> **Requirement**
In the entries below, find every line with "KNUST" and copy it.

** Opening Data to examine block **

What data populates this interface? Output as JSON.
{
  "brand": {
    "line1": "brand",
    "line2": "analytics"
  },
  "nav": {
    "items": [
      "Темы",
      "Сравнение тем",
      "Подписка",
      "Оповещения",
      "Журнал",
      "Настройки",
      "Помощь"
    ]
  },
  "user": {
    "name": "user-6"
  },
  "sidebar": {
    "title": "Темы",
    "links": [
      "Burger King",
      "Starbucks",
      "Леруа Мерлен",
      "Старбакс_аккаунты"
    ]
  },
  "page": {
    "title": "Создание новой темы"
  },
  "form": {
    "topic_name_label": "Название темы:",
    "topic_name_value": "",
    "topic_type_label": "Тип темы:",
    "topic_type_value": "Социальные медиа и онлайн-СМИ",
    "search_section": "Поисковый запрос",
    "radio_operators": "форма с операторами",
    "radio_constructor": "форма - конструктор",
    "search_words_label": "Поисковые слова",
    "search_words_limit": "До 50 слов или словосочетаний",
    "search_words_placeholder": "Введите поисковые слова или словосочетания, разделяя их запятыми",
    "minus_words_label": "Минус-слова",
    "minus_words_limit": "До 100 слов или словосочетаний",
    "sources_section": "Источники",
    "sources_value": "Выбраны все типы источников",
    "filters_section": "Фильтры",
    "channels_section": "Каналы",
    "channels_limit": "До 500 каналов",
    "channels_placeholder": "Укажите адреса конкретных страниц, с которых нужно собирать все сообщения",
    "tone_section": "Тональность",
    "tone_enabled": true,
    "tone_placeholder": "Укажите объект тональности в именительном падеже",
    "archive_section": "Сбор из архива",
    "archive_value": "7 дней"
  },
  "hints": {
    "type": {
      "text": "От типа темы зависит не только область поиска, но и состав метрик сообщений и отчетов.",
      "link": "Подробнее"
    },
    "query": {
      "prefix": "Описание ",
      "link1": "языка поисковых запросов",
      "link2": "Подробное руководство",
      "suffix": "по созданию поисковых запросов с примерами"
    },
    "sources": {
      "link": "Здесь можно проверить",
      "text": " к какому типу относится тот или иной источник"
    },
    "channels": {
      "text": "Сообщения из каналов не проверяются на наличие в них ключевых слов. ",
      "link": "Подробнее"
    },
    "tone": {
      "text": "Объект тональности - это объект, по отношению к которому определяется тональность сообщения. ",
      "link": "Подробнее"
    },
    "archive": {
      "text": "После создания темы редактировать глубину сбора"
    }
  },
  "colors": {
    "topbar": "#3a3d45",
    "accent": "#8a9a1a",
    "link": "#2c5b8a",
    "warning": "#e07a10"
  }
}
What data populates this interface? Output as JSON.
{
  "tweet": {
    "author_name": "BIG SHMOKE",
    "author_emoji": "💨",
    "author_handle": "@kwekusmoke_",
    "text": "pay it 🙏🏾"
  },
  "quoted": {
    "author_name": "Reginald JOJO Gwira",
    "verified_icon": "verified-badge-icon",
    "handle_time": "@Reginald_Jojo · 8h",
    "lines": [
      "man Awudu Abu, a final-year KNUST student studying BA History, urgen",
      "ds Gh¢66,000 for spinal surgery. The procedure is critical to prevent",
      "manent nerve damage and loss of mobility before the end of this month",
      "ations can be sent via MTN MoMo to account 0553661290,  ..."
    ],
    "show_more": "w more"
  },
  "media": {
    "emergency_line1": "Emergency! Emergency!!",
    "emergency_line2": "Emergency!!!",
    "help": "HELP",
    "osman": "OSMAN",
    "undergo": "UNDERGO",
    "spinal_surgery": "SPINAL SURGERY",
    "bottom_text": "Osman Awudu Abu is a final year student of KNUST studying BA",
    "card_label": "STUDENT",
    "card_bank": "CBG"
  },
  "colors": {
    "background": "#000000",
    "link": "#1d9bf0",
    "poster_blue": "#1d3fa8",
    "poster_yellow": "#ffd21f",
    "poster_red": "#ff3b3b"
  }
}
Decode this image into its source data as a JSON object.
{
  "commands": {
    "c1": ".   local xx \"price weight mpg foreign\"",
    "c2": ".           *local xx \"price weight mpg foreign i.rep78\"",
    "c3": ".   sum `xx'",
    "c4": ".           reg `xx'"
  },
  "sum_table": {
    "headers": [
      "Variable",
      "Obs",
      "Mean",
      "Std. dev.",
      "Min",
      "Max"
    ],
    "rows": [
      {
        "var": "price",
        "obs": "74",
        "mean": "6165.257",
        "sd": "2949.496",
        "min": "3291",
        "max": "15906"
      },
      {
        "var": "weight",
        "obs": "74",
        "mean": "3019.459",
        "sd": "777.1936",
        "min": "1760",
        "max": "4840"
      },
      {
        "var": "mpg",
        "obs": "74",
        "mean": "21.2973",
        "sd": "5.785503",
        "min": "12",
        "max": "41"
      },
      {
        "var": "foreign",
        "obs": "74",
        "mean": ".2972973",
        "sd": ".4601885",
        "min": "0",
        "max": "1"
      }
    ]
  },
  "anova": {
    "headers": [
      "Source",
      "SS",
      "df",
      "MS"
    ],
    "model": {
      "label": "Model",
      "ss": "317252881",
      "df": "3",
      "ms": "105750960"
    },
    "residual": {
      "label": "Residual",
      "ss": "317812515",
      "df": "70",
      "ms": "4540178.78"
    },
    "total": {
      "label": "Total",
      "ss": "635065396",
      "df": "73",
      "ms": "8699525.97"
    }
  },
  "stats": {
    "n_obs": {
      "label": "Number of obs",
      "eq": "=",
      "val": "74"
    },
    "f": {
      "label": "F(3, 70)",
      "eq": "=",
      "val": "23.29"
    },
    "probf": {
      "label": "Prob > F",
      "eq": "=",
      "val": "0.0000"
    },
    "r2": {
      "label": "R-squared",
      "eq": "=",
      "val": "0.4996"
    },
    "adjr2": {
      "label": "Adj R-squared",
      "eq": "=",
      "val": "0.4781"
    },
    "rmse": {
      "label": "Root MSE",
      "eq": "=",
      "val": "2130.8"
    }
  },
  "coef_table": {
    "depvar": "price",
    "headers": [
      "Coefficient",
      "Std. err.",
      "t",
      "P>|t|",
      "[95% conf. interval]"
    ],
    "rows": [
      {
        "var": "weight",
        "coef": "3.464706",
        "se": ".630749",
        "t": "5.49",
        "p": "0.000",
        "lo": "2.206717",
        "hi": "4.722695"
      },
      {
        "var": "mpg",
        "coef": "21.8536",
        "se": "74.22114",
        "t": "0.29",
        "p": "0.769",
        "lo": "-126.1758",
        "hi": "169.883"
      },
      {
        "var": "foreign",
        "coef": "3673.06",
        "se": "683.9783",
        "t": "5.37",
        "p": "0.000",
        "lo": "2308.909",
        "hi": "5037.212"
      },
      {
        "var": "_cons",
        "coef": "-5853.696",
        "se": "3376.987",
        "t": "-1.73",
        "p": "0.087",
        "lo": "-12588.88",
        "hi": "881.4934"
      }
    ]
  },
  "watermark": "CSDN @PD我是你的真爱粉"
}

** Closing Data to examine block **

> **Reply**
      "man Awudu Abu, a final-year KNUST student studying BA History, urgen",
    "bottom_text": "Osman Awudu Abu is a final year student of KNUST studying BA",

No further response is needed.